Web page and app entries
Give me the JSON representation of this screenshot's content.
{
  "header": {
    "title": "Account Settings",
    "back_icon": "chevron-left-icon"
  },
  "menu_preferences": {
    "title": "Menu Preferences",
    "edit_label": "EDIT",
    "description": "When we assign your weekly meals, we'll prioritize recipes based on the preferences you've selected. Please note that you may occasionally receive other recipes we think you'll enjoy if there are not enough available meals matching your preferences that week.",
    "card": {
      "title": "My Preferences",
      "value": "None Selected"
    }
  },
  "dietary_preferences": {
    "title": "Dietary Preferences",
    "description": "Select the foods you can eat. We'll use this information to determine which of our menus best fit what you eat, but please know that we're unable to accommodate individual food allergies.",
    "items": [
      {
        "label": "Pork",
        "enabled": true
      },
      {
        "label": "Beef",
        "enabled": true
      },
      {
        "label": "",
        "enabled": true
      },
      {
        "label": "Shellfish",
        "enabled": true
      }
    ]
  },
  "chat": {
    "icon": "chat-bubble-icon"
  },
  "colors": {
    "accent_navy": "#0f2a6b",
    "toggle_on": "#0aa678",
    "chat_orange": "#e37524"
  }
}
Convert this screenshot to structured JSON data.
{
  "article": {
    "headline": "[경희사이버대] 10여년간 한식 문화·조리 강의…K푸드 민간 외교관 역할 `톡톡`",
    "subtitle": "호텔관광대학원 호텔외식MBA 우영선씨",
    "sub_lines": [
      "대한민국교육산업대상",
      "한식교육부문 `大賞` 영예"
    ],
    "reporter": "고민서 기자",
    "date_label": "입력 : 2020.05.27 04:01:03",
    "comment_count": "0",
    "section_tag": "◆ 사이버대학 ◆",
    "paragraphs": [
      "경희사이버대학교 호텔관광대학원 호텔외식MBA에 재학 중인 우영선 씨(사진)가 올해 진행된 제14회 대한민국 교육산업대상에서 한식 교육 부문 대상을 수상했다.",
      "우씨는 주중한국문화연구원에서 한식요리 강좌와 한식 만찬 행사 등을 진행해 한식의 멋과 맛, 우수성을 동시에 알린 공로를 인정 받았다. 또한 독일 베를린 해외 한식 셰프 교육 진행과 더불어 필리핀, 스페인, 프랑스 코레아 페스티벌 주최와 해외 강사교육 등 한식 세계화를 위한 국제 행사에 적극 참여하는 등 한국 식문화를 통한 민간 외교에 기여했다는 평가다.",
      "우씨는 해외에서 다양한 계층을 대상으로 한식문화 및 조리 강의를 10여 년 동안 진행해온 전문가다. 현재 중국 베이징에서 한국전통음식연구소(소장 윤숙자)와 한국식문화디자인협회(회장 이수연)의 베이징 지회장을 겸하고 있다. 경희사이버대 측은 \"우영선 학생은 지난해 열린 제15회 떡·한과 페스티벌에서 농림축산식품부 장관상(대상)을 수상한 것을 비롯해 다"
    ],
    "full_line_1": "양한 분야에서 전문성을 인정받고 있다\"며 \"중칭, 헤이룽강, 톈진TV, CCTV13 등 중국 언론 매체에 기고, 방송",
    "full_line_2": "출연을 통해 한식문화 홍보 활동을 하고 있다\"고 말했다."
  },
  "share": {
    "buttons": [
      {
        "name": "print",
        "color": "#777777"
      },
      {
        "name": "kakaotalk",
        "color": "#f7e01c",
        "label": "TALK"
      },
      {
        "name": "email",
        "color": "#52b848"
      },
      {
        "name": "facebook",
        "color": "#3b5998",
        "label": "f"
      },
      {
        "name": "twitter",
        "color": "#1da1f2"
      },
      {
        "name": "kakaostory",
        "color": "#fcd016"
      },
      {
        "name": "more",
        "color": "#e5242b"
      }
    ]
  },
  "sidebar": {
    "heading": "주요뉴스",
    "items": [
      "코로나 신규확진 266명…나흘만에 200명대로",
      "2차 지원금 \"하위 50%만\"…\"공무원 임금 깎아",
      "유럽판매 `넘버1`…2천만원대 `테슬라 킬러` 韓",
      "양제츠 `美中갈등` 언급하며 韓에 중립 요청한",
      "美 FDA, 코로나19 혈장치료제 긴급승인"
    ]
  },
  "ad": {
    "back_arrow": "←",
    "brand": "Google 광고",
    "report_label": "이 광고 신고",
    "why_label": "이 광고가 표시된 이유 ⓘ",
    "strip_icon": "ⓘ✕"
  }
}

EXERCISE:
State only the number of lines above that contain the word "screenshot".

YOUR RESPONSE:
2